Breezeline to add mobile to its broadband offer

  • Breezeline provides wired internet, TV and voice services in 13 states

  • The company plans to launch a mobile phone service this spring

  • The MVNO is arranged via the NCTC  

Breezeline, the eighth-largest cable operator in the United States, is the latest to announce plans to offer mobile services.

Launching under the Breezeline Mobile moniker, the service will be offered to Breezeline Internet customers as by-the-gig and unlimited data plans.

A subsidiary of Cogeco Communications, Breezeline is offering the mobile service via the MVNO arrangement available through the National Content & Technology Cooperative (NCTC). Last year, NCTC announced a deal with AT&T to provide its members with a white-label MVNO service.

Breezeline’s billing, account management and provisioning will be enabled through the Reach cloud platform.

“Customers will now have a new choice for affordable, high-performance mobile connectivity, with reliable national coverage and a superior customer experience,” said Breezeline President Frank van der Post in a statement.
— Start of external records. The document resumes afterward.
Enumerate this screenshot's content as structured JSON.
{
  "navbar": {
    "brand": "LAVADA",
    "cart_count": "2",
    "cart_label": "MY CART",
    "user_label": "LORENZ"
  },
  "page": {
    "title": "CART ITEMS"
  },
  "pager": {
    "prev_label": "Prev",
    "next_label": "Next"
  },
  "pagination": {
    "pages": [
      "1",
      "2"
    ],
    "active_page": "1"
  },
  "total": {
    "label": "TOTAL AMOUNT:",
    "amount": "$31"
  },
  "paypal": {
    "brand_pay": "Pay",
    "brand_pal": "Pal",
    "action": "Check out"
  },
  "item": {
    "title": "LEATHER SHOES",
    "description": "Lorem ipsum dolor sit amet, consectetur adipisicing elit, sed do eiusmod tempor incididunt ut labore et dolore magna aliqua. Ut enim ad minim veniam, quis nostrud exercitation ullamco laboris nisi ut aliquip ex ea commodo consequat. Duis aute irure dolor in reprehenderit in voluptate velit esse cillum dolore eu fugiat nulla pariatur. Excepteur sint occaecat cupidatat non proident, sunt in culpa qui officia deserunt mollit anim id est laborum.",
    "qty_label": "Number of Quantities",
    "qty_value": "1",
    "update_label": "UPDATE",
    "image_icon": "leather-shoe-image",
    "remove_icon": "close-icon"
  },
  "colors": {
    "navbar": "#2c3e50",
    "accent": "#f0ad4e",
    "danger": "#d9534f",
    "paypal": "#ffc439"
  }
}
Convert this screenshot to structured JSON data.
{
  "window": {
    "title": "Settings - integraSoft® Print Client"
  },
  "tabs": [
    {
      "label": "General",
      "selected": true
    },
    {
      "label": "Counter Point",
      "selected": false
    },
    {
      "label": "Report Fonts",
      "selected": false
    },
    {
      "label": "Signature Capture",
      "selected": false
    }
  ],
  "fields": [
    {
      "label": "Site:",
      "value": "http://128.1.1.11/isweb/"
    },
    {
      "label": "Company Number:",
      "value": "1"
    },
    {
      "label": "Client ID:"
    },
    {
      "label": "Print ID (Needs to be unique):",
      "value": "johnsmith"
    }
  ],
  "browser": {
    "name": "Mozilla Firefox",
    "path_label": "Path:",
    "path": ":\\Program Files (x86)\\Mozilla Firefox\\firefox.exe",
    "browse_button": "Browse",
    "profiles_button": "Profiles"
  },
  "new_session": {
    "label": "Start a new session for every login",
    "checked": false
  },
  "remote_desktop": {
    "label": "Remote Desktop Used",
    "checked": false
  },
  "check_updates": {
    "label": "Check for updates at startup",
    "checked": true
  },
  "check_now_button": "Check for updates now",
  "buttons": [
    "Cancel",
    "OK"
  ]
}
The company said it plans to offer the mobile BYOD phone service in its service areas starting this spring. The company operates in the following states: Connecticut, Delaware, Florida, Maine, Maryland, Massachusetts, New Hampshire, New York, Ohio, Pennsylvania, South Carolina, Virginia and West Virginia.

A Breezeline spokesperson said the plan is to launch first in Connecticut in early April, then follow shortly thereafter with the other markets. Customers will be notified once the service is available in their locations. 

Bundling for lower churn

Landline providers are looking to use mobile to reduce churn and increase average revenue per account (ARPA). “That’s kind of the standard playbook,” said 556 Ventures analyst Bill Ho. “Bundles equals reduced churn. If they’re happy with it, they’re unlikely to leave,” he said.

In a note for investors, TD Cowen analysts said the addition and retention of broadband subscribers has been a notable source of weakness for Breezeline in recent quarters.

“We do not expect meaningful traction overnight, and we are not changing any forecasts today, but this is a step in the right direction, in our view,” the Cowen analysts said.

“We do not see wireless as a meaningful standalone profit center” for the company, but even at break-even, “it is good to have wireless in the bundle to help lower broadband churn,” they commented.

Asked about cable’s increasing presence in the wireless space, executives at the Big 3 wireless carriers typically shrug it off and note the wholesale revenues that they get when the cable companies ride on their network.

But UScellular President and CEO Laurent Therivel said during the company’s most recent earnings call that the expansion of cable into the wireless space has driven a slowdown in gross adds.

A few years ago, cable had essentially zero market share in UScellular’s markets and cable is now competing in about two-thirds of its footprint.

Editor's note: This article was updated with additional launch information from Breezeline.